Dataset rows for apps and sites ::
· · ·

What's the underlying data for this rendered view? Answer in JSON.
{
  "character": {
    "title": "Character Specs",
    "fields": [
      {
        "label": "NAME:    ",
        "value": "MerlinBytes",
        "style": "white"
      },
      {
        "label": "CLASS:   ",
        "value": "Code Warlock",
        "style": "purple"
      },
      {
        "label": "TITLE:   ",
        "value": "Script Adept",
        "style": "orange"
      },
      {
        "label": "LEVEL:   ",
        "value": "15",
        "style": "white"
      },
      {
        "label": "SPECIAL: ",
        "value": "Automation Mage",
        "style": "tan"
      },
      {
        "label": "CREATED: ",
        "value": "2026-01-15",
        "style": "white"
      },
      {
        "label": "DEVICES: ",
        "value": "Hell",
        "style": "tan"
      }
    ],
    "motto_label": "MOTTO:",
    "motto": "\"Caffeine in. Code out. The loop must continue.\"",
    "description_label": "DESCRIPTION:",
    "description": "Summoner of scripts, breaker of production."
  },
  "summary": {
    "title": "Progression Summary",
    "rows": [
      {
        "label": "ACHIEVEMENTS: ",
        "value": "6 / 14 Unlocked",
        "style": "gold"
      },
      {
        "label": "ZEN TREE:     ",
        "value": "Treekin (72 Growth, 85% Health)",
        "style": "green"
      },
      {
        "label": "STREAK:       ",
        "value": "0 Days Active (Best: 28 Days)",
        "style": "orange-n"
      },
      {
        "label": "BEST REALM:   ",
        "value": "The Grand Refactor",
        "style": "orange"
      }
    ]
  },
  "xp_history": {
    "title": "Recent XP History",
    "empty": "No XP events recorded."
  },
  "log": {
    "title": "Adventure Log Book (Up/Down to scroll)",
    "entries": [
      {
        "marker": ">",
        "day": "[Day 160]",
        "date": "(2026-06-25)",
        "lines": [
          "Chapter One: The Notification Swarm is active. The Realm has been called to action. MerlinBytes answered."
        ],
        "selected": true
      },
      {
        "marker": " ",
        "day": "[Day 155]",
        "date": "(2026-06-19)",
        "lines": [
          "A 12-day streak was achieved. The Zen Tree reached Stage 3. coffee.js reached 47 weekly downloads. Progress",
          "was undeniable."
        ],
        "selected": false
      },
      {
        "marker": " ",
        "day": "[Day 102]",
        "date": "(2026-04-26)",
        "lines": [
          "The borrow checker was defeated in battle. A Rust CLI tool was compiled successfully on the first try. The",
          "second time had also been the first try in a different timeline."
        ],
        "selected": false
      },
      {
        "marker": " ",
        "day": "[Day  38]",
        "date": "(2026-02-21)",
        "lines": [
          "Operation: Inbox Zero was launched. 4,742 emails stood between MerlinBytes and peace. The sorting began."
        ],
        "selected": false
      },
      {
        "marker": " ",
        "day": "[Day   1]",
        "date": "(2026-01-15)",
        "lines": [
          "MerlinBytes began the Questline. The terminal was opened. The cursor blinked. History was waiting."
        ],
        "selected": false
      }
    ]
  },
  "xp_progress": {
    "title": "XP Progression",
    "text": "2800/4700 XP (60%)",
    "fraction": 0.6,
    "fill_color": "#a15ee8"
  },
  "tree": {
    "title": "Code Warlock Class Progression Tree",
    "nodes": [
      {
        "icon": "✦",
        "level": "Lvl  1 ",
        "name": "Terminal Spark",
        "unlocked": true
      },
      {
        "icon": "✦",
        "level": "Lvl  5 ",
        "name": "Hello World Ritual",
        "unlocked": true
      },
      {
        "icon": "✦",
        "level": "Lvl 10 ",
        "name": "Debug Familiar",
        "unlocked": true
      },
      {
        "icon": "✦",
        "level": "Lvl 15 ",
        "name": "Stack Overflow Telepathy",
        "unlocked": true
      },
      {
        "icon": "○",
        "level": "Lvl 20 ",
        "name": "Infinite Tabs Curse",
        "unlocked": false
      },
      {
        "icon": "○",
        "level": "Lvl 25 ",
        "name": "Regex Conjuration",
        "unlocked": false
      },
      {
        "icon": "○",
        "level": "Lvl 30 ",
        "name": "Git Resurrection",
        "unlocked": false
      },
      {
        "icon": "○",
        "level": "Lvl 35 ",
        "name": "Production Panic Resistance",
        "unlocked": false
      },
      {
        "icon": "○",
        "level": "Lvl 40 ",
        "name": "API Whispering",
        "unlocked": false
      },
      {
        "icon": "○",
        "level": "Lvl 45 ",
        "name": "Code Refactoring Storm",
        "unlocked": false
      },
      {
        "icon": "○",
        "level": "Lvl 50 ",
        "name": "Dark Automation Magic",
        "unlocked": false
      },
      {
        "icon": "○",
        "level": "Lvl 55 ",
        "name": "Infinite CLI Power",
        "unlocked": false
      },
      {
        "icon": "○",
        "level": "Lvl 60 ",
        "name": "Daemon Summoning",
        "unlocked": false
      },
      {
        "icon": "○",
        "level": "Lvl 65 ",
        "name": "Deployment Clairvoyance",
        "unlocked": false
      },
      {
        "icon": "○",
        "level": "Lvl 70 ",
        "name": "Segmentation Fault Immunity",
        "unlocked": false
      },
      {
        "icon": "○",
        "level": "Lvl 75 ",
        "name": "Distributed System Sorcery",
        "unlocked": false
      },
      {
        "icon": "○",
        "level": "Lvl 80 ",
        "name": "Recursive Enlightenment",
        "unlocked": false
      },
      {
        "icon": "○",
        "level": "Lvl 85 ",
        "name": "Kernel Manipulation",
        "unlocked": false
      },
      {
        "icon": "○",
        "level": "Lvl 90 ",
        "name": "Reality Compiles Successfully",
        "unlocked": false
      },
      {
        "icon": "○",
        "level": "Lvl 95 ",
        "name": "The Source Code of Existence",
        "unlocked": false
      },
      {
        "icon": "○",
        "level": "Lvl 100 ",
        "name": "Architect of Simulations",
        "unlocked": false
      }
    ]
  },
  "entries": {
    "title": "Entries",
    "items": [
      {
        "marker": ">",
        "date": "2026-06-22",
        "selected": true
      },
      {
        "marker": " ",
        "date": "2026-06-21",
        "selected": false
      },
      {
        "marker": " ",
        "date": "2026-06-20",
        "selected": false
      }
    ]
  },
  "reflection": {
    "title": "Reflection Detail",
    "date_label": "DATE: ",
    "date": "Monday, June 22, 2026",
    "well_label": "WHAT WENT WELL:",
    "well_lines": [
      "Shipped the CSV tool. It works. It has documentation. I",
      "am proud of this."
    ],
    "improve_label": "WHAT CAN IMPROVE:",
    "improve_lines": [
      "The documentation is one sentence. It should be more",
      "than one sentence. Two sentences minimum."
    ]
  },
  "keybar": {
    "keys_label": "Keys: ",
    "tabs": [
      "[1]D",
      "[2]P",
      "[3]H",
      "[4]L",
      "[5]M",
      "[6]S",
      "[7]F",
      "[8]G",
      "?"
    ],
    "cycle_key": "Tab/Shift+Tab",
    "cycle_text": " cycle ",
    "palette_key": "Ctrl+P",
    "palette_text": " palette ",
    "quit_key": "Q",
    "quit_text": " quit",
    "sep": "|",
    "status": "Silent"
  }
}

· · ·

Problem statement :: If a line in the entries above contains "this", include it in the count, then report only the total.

Reply :: 2